Jabs PATIENT in arm with giant needle. PATIENT winces and flinches.


DR. KNOCKOUT continues to twist the needle in around in her arm. PATIENT grits teeth while holding breath.

DR. KNOCKOUT: You flinched. I think the needle went through your vein and I won't be able to save it. (cheerfully) Have to try the other side.

PATIENT (to self): Oh? Great.

DR. KNOCKOUT examines PATIENT's other arm.

DR. KNOCKOUT: You really do have beautiful veins. I wish all my patients had veins like yours.

PATIENT (beginning to get a little weirded out): Yeah, yeah that's wonderful. Really special. I guess?

PATIENT: HOOOOLY CRAAAP!!!! (tries hard not to flinch.)

DR. KNOCKOUT: Ha! Got one. That is one beau-ti-ful vein!

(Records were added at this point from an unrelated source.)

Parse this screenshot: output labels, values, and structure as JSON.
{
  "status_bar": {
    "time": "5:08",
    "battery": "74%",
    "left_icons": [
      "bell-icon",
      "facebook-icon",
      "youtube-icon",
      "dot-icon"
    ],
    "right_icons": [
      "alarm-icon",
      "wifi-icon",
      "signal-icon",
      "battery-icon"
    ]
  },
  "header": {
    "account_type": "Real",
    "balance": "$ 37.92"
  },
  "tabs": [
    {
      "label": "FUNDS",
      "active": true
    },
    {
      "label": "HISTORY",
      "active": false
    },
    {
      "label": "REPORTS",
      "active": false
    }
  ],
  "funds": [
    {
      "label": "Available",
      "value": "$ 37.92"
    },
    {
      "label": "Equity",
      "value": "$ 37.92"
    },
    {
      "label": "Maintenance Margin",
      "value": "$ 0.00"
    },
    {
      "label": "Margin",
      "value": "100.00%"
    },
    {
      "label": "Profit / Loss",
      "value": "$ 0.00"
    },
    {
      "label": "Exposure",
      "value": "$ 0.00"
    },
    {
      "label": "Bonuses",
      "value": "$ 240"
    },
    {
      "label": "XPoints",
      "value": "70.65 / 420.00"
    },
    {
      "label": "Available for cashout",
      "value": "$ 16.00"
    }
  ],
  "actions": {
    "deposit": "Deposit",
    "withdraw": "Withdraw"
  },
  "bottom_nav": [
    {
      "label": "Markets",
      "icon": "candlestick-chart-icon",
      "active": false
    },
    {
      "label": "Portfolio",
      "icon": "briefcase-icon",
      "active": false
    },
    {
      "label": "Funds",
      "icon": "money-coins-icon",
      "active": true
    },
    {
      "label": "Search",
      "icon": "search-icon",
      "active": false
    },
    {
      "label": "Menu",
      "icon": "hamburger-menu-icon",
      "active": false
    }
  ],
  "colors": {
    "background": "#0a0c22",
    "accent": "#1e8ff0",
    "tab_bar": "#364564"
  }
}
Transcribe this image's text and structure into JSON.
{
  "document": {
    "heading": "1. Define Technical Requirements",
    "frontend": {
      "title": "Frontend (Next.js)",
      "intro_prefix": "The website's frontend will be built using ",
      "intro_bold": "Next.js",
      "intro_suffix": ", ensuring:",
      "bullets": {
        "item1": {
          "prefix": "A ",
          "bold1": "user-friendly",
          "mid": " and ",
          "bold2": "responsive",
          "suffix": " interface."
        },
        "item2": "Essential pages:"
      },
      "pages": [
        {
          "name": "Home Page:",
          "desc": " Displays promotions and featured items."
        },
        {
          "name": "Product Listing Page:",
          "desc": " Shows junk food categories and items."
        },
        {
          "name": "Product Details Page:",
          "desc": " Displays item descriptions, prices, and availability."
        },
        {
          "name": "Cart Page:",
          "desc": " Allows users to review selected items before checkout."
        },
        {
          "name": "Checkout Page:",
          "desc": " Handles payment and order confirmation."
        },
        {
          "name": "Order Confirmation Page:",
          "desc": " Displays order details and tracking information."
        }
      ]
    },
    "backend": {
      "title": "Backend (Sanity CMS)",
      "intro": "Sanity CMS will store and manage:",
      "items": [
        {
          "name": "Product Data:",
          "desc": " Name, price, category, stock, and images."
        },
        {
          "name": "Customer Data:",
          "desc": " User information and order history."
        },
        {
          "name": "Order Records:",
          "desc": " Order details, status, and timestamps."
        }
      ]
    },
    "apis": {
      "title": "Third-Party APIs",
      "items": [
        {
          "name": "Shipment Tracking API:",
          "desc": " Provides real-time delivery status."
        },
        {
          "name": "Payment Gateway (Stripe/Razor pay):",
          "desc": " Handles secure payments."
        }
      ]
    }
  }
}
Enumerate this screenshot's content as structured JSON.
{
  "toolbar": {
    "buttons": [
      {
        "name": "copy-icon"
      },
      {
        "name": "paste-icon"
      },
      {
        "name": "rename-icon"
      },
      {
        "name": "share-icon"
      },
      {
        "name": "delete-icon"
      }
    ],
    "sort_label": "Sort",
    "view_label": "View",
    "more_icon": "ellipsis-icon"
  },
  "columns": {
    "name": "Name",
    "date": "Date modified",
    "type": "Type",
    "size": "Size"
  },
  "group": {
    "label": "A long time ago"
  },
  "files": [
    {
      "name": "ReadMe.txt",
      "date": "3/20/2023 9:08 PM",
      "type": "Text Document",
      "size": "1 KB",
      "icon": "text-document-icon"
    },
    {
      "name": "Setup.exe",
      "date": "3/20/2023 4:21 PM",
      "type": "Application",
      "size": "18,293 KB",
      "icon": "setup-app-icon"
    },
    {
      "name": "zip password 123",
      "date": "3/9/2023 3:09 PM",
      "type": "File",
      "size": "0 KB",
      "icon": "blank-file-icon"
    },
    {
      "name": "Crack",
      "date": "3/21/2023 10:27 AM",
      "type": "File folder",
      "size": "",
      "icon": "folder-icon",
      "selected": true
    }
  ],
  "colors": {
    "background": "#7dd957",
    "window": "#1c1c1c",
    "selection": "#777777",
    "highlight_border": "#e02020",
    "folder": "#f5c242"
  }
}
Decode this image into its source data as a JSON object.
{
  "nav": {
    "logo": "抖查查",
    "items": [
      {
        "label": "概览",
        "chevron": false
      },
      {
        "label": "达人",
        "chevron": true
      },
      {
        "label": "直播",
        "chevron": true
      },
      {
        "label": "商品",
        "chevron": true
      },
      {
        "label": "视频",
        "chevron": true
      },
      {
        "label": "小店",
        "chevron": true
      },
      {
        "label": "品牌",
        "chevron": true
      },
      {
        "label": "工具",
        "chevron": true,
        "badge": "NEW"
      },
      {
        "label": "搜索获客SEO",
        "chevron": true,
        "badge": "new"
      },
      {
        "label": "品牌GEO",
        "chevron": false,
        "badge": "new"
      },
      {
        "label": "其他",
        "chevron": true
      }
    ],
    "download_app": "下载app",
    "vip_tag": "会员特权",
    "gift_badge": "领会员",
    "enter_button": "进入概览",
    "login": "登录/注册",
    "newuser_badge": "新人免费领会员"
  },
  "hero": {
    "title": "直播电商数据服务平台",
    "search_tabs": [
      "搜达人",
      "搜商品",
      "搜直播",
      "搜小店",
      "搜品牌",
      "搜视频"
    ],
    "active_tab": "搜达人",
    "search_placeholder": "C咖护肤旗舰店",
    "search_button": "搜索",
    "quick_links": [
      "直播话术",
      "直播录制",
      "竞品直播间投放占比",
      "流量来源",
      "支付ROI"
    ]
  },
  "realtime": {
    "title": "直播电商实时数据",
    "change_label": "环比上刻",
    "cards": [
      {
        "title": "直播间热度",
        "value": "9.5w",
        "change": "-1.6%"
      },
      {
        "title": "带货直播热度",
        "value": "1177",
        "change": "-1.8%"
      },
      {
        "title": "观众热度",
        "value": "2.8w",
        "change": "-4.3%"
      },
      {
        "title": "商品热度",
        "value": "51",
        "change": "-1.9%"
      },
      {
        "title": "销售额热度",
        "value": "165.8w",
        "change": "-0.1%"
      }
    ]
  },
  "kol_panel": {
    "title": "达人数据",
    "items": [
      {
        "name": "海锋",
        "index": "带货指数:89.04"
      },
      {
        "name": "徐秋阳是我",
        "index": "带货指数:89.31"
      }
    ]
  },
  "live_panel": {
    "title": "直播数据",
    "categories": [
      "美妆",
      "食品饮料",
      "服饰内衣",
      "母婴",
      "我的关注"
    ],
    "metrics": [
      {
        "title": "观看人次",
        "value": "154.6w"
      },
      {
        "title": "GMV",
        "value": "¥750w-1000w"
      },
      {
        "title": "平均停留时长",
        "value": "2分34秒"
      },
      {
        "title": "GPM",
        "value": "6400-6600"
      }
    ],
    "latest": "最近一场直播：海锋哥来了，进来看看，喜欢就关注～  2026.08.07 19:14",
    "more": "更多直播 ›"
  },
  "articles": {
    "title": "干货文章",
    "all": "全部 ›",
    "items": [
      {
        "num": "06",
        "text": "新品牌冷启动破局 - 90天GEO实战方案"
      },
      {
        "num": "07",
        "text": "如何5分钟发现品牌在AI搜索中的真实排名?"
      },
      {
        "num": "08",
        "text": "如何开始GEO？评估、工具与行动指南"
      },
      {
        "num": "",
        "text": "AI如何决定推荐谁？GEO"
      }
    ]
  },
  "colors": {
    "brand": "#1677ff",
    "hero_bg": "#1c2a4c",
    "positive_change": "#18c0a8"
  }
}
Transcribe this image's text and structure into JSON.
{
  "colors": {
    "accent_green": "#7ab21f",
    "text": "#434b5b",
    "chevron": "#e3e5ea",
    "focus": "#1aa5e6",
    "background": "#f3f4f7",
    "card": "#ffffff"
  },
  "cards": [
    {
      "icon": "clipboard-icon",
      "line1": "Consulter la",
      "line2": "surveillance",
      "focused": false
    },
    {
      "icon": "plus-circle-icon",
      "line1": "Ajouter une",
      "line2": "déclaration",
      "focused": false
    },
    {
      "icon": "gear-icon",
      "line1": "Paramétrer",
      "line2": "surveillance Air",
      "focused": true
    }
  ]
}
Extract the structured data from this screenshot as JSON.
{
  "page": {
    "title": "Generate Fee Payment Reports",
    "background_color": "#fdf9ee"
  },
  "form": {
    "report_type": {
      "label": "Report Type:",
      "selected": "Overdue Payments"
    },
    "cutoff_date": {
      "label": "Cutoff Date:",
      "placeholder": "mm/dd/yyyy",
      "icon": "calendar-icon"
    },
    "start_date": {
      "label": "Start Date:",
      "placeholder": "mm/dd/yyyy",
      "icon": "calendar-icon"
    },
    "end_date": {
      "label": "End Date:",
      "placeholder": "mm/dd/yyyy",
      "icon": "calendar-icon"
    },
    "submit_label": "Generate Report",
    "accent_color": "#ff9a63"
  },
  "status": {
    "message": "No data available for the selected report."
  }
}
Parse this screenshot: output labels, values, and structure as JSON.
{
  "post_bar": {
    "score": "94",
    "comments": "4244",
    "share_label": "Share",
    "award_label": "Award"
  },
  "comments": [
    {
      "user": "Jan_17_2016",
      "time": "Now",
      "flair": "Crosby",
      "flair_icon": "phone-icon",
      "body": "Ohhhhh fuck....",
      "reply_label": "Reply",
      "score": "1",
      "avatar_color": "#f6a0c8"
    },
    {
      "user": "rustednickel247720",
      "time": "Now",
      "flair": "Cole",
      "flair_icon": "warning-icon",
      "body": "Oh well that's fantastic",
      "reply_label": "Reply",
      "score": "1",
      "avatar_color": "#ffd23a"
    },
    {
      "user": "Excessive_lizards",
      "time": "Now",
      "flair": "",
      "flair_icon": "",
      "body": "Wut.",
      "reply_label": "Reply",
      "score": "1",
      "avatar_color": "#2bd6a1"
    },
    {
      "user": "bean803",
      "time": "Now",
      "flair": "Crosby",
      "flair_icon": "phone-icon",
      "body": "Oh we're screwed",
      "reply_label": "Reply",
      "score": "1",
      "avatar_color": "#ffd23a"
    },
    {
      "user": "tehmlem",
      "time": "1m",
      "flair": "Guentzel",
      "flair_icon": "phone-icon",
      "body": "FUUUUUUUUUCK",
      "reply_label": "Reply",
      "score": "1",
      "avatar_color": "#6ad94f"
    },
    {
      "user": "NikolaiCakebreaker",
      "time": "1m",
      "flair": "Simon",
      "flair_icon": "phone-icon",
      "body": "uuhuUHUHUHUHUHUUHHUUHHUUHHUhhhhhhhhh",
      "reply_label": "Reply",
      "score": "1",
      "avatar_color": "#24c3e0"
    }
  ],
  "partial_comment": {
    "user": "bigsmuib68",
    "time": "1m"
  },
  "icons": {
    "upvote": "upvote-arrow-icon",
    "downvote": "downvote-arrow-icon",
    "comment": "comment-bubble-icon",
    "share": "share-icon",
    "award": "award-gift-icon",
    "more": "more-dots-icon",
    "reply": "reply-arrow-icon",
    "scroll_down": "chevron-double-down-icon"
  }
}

DR. KNOCKOUT threads the IV into her arm.

PATIENT (to self, or not, as the IV starts to take hold): Oh, boy.

DR. BABYMAKER enters the room.

DR. BABYMAKER (speaking gently): Ok. All ready?

The lights go out.

DR. KNOCKOUT's voice in the distance: Beautiful, beautiful veins...

Scene 3

PATIENT slowly enters room. Shuts door. Sits down gently on bed.

She carefully peels the bandage off her arm and reveals a red and purple bruise larger than a silver dollar. She shakes her head.

PATIENT (to self): I look like a freakin' junky. Beautiful veins, my ass.

She opens her laptop as reads her email. Nods. Picks up her cell phone, listens to her messages and checks her texts. Softly smiles to herself. Tears start forming in the corners of her eyes. She places the phone her bedside table and
curls up on the bed.

PATIENT (in voice over): I know I am lucky. I have so many wonderful friends and a fantastic, loving family. A beautiful little boy that many people, who have struggled with infertility, would give absolutely anything for. And with this pregnancy, I knew pretty early on how it was going to turn out.

Many people go weeks longer, months longer, and have no idea. Until one day when they expect to see their beautiful baby waving at them on the ultrasound, or get their perfect test results, and they are met instead with the solemn, almost frightened, face of their doctor and then, the same bad news. But their dreams were bigger. More real. Almost touchable.

And there are the people who make it to very end. Who endure the pain of childbirth, only to be sadly met by the same solemn face and the same horrible news. Or the people who actually are able to touch and feel and laugh with their child, only to have it all end tragically with that one prematurely, final beat of their child's heart.

In the scheme of things, my story is not that sad.

Do I really have the right to mourn a child who was the size of a sprinkle on a cupcake when his heart stopped beating? Is my sorrow completely self-indulgent?

Am I even mourning the actual child... or just the dream?

Both. I am mourning both. The child that struggled so hard to live and... the dream.

The idea of the family I wanted.

Of the tinkling sounds, of children laughing together, coming from the other room while I made dinner.

Of being tackled by my children, and happily crushed by their hugs, while they giggled conspiratorially together.

But also of a life that has been left unlived...

...and of a chapter that is being closed in my own life.

It might be small, in the scheme of things, but it is mine. And I will mourn this loss in my own time, and in my own way, until I feel healed.

She hugs a pillow and lets the tears flow, for what she hopes will be, one last time.

The lights go out...